◆ Exercise details
For the string "INTERNATIONAL", find every matching line in the records and copy it.

◆ Provided data
======

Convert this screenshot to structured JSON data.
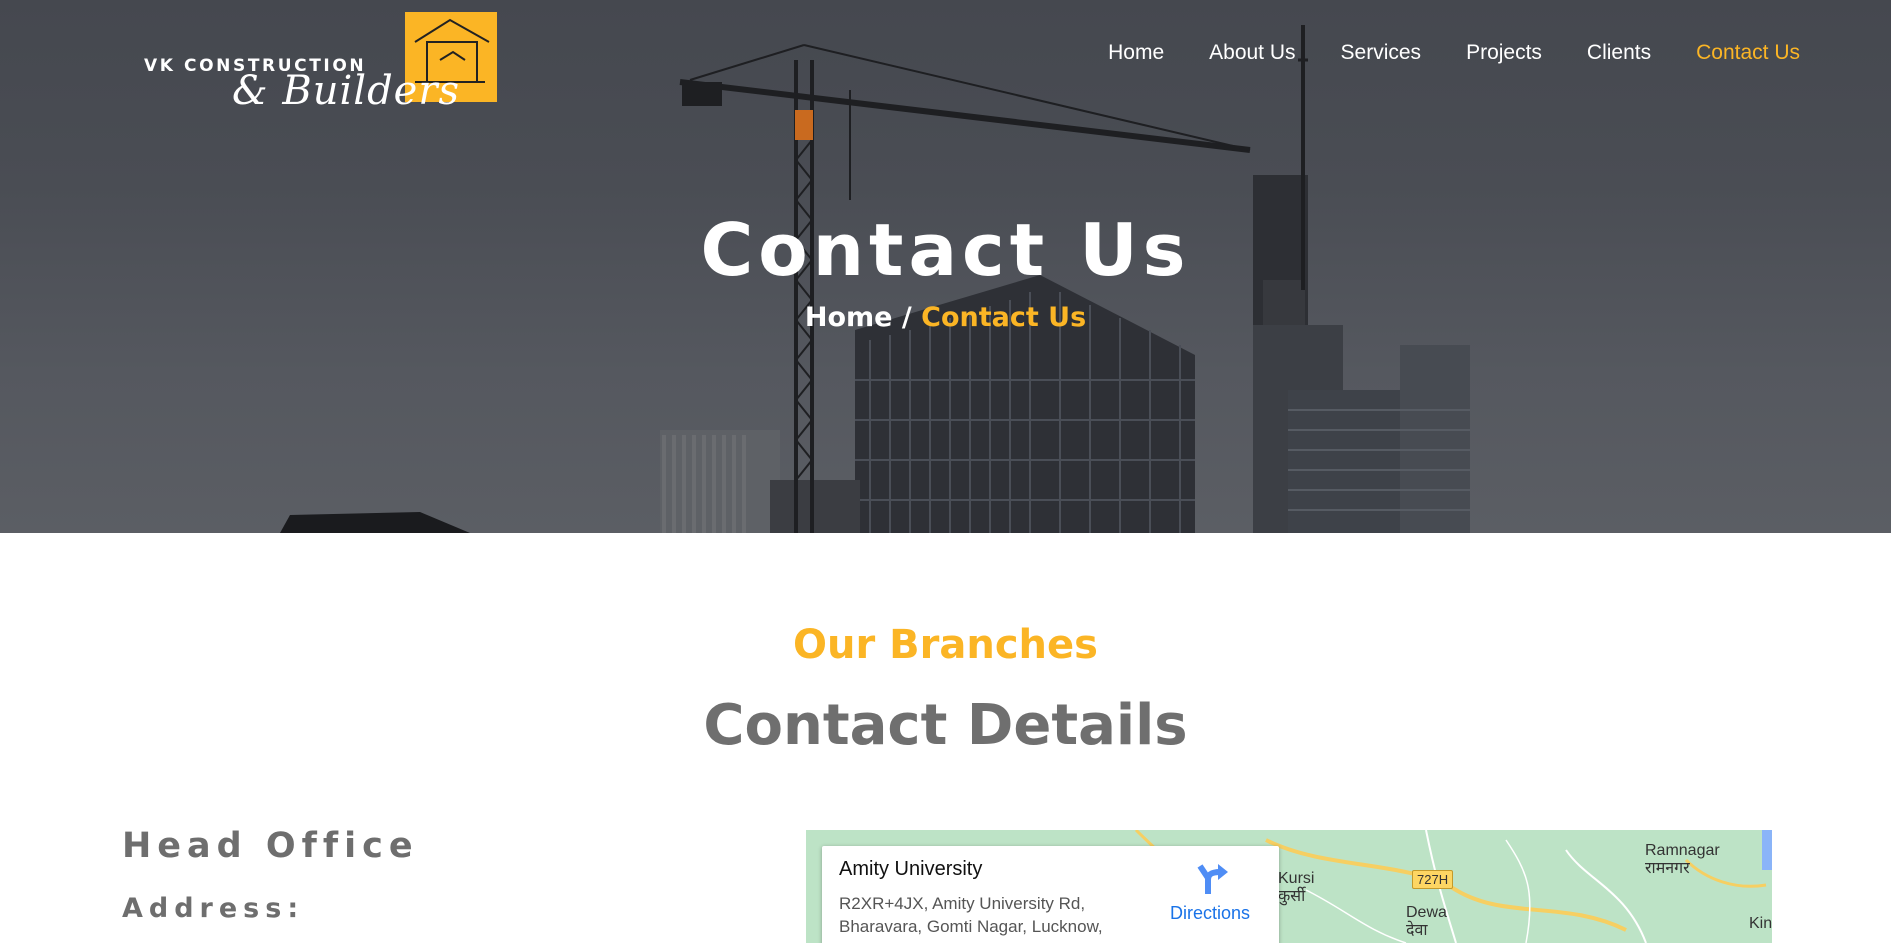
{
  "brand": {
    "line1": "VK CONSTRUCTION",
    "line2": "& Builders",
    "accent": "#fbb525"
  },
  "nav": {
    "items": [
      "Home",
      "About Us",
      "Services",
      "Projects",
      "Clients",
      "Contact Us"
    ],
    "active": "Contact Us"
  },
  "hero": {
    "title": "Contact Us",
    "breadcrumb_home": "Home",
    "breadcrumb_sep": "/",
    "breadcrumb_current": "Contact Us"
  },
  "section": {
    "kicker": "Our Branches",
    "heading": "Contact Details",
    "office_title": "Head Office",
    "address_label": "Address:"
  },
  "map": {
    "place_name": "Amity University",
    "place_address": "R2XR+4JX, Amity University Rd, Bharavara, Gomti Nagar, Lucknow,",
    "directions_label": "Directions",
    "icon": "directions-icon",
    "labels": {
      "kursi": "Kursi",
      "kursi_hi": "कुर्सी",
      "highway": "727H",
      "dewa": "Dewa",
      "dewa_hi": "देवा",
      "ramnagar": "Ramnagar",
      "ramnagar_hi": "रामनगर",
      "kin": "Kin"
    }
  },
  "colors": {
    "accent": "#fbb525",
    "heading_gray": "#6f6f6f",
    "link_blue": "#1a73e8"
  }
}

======

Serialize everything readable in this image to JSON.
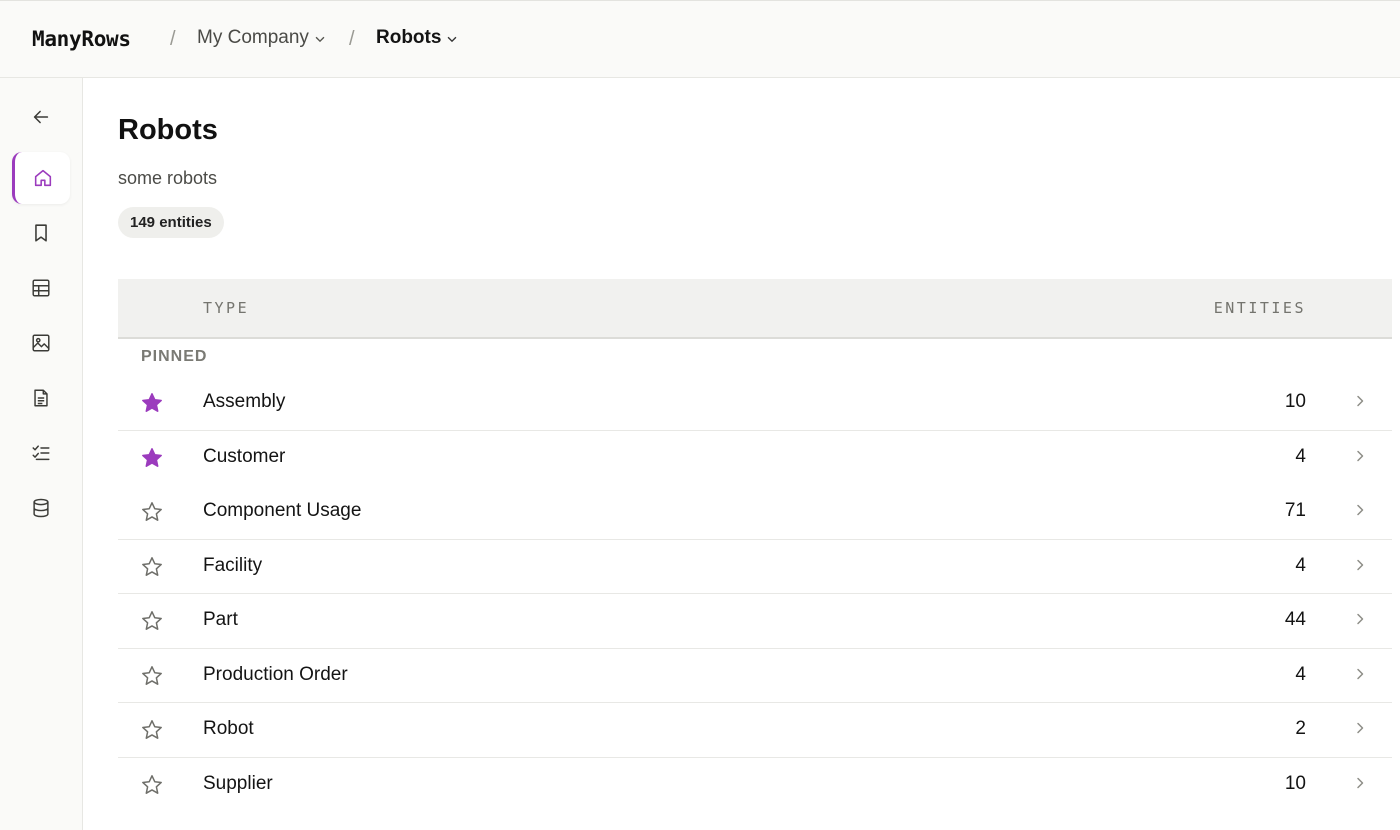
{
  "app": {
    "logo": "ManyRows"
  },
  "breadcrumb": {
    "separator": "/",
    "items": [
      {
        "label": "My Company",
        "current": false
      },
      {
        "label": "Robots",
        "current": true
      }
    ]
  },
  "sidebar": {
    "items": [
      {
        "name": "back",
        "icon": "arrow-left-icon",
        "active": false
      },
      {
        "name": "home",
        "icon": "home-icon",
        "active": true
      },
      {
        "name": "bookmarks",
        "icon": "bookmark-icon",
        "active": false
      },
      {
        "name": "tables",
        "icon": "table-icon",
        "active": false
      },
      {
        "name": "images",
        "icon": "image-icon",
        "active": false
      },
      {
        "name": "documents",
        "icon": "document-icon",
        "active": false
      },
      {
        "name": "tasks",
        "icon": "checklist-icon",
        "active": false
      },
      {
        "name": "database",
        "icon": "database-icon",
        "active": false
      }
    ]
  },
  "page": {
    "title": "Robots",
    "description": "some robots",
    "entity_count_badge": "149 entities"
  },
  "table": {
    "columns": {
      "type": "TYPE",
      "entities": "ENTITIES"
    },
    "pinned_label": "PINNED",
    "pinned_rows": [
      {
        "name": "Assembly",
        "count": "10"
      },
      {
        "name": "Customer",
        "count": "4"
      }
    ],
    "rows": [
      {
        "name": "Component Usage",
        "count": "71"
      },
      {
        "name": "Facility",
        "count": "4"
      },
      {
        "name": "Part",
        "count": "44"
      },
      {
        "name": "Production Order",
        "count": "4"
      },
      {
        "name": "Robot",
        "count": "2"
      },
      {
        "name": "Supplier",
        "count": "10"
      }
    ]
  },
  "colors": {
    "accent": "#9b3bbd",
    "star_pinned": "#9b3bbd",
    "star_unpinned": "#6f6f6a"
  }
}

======

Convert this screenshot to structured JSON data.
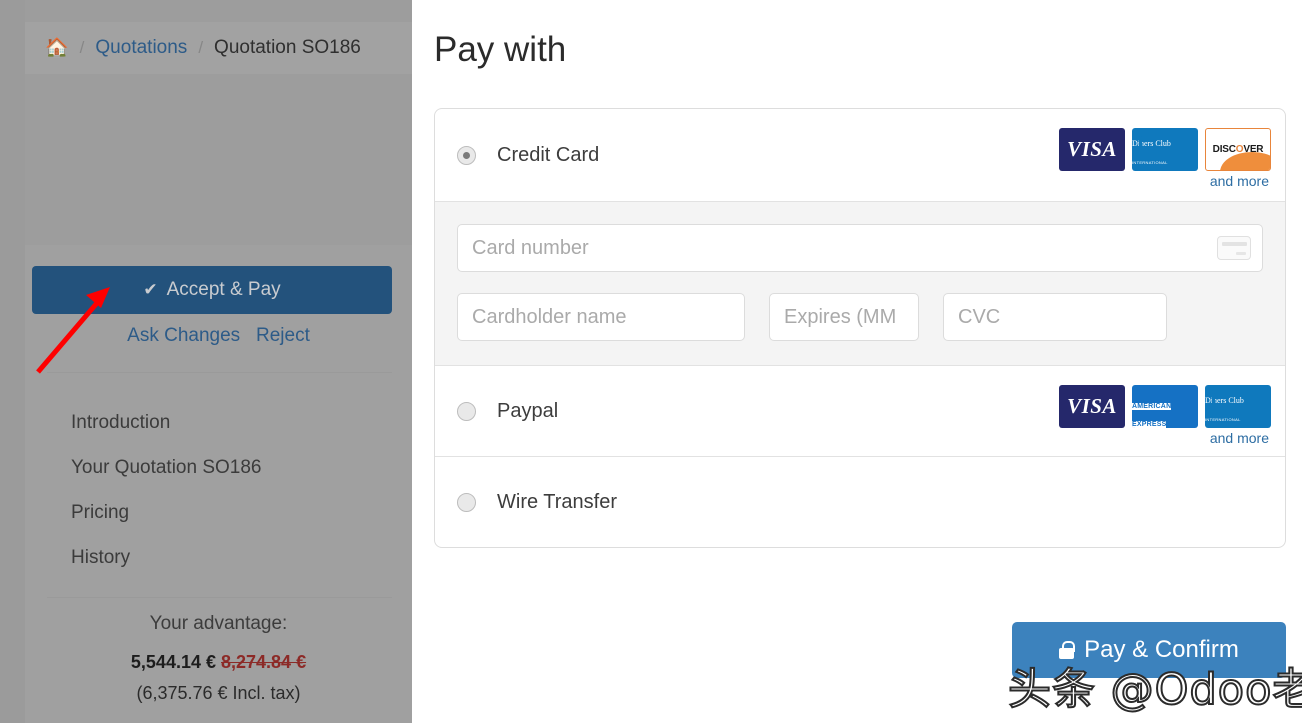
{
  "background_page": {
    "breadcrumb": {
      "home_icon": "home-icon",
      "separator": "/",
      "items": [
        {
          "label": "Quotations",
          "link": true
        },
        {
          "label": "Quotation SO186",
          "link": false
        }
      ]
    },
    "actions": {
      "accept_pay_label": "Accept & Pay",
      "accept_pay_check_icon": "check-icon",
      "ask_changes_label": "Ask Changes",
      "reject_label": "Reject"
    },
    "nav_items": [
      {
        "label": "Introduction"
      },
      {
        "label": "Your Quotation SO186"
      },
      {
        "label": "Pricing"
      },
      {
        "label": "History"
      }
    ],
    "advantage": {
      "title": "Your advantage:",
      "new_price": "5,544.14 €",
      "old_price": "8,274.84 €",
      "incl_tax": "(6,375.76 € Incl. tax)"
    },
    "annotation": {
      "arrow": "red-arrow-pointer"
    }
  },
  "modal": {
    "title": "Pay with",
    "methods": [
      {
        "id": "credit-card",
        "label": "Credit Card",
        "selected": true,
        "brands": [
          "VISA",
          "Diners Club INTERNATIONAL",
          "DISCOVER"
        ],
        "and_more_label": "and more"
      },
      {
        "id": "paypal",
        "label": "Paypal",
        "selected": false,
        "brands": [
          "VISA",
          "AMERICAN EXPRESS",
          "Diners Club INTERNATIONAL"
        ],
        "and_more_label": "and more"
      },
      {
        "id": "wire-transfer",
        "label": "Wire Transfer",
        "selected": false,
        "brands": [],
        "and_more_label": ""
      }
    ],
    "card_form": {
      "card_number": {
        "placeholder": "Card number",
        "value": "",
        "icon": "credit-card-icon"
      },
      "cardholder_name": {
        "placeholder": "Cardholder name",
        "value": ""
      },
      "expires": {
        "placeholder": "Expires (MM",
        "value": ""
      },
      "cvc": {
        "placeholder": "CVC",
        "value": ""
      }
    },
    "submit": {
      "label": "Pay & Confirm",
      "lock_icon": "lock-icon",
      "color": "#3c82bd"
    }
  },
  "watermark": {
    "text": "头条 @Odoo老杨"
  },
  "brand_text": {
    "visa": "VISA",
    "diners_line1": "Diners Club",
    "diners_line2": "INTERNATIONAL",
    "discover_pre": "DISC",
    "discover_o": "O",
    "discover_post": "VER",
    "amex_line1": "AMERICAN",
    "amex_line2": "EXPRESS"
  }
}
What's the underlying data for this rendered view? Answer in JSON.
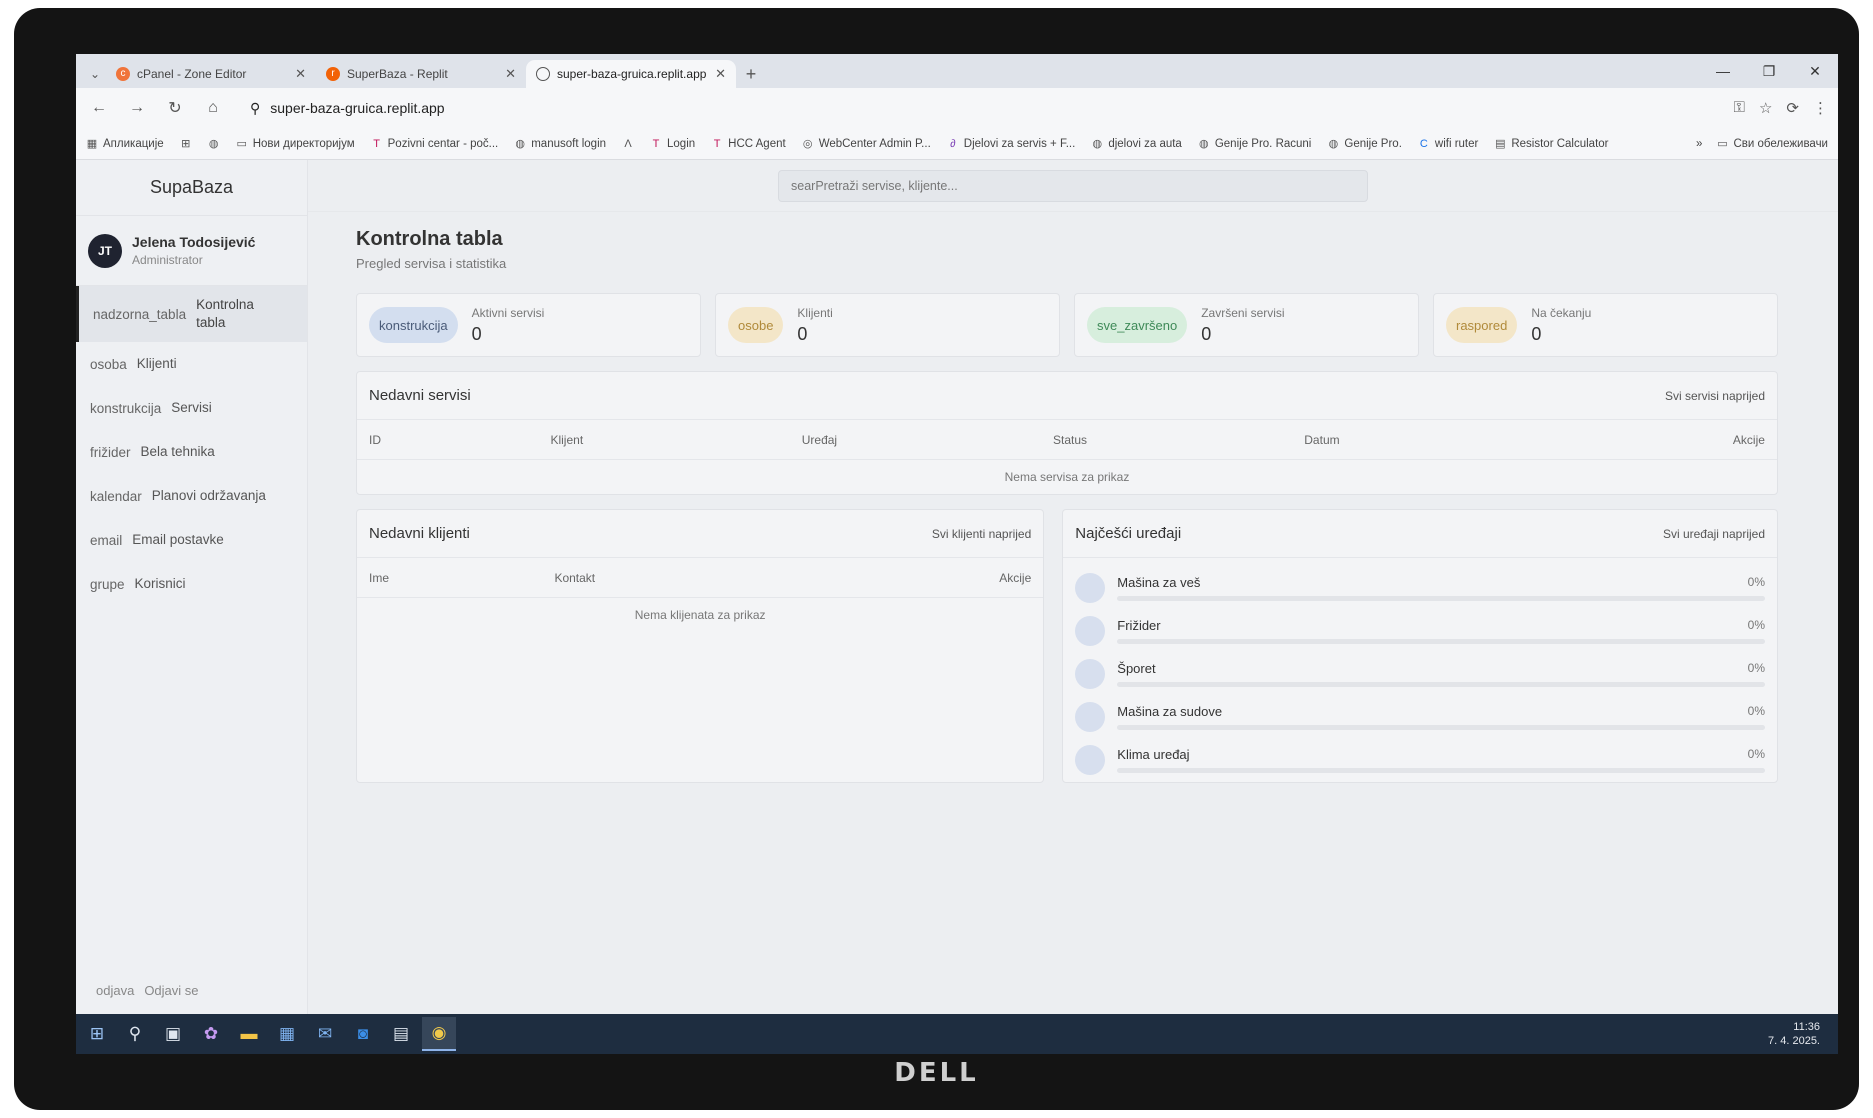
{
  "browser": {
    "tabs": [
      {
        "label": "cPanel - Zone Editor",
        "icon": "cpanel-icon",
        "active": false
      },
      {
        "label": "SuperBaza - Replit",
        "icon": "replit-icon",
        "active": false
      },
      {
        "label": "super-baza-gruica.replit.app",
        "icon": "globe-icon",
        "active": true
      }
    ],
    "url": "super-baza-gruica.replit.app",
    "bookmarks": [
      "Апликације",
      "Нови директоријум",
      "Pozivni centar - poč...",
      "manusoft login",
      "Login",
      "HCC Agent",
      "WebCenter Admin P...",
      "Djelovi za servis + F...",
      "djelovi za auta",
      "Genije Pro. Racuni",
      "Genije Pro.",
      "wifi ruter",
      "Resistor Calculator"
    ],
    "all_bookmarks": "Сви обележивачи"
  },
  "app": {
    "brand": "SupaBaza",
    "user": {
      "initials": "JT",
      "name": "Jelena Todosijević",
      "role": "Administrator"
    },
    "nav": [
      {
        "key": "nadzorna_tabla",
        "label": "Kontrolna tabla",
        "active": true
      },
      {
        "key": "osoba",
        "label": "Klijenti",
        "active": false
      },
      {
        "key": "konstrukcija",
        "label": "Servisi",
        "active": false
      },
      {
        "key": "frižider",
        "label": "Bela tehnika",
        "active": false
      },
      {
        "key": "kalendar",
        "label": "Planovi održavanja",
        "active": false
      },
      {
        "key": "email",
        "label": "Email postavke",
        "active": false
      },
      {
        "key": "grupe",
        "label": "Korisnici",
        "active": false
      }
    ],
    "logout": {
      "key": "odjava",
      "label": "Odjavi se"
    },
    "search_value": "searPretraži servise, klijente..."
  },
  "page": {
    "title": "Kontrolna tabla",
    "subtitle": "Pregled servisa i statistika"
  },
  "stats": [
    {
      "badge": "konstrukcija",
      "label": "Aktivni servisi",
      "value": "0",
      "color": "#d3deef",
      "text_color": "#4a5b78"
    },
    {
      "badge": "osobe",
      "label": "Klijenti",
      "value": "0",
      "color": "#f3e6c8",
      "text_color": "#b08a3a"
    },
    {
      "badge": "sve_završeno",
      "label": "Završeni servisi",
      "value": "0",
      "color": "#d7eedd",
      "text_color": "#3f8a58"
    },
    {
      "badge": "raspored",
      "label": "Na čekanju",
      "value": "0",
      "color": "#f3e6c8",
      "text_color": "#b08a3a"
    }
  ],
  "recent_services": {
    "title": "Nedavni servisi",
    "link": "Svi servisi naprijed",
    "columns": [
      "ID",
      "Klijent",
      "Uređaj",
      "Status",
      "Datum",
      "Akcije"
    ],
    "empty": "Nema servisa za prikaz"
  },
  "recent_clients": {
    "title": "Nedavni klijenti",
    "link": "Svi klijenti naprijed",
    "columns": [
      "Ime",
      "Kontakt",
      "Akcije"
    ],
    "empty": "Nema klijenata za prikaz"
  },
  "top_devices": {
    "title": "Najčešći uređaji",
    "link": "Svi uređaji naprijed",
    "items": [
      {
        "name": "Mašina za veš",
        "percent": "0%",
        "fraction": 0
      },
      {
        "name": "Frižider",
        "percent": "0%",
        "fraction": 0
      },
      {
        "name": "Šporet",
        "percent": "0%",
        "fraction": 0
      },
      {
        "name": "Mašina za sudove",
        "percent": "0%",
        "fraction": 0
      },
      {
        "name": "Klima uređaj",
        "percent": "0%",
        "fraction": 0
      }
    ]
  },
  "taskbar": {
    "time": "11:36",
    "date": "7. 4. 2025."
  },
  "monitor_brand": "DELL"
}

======

◆ Solution for this problem
          "Diners Club INTERNATIONAL",
          "Diners Club INTERNATIONAL"
    "diners_line2": "INTERNATIONAL",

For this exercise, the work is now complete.